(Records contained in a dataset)

----

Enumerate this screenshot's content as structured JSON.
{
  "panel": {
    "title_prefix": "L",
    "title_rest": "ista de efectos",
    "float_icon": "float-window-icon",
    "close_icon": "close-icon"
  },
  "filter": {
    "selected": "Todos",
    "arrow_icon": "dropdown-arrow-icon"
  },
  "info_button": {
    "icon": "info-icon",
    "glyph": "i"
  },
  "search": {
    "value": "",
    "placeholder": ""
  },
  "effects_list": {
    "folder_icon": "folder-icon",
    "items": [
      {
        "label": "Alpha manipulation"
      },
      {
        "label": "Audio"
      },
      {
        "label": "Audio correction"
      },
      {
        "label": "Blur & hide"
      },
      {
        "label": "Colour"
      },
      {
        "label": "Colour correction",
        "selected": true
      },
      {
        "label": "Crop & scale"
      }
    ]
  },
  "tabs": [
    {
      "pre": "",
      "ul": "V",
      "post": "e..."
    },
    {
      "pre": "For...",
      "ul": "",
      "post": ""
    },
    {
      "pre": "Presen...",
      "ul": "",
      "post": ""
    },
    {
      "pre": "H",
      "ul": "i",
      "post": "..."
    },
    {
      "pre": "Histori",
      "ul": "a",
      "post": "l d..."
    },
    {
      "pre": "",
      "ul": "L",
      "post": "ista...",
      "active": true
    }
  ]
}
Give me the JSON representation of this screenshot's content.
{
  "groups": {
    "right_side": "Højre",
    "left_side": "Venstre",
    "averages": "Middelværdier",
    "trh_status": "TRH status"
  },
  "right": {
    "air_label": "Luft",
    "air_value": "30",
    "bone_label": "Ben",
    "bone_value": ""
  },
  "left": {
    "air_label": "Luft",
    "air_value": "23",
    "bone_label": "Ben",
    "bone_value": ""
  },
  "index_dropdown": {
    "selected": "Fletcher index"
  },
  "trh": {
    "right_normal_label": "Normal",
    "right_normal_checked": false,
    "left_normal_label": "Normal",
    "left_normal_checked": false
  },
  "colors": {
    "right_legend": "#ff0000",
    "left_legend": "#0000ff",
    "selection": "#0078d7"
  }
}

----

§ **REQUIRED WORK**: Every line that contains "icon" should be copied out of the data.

§ **RESULT BELOW**:
    "float_icon": "float-window-icon",
    "close_icon": "close-icon"
    "arrow_icon": "dropdown-arrow-icon"
    "icon": "info-icon",
    "folder_icon": "folder-icon",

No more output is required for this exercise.